What you have to do> Pull every line containing "minute" from the entries.

── Material supplied

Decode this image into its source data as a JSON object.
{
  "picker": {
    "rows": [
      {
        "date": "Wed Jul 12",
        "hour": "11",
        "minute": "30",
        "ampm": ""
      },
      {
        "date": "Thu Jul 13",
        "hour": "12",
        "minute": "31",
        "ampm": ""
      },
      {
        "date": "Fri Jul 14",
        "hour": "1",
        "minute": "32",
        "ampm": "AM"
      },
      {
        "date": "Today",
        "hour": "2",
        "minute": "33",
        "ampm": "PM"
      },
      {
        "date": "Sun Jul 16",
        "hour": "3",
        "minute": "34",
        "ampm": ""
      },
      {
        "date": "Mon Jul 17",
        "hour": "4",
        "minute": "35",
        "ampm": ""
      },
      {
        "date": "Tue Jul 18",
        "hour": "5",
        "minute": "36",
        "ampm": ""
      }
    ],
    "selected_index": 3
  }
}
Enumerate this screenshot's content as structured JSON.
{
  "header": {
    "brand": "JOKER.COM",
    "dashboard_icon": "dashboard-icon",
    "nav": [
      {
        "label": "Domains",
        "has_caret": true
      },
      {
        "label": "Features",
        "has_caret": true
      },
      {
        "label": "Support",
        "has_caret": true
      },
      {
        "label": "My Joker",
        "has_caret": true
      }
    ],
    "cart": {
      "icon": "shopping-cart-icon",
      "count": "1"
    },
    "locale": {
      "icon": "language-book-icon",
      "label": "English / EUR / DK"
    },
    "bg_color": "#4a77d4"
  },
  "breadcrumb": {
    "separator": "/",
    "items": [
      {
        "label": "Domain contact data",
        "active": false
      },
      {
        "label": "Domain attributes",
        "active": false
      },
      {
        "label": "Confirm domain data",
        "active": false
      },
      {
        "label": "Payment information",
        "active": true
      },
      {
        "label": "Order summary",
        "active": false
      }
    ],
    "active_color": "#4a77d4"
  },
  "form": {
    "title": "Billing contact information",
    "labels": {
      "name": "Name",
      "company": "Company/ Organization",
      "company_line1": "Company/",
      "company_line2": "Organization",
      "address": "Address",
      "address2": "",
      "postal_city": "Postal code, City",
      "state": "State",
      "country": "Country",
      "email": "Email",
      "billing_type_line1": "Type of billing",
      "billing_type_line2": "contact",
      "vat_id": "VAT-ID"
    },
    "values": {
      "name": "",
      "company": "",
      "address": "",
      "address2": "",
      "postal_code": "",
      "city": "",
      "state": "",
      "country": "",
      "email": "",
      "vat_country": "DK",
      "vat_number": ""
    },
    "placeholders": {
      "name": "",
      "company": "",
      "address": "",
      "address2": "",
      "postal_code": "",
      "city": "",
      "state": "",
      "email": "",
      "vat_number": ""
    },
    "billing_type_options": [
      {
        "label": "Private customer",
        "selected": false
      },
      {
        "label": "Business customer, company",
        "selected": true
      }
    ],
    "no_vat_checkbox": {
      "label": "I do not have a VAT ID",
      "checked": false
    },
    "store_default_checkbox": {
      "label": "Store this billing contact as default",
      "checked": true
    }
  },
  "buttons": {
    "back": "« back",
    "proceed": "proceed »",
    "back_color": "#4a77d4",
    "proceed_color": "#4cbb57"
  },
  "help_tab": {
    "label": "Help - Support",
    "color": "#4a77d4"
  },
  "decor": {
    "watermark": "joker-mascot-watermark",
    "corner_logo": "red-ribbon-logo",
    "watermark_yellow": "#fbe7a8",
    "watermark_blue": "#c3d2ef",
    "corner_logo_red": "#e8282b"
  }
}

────

Result of this exercise>
        "minute": "30",
        "minute": "31",
        "minute": "32",
        "minute": "33",
        "minute": "34",
        "minute": "35",
        "minute": "36",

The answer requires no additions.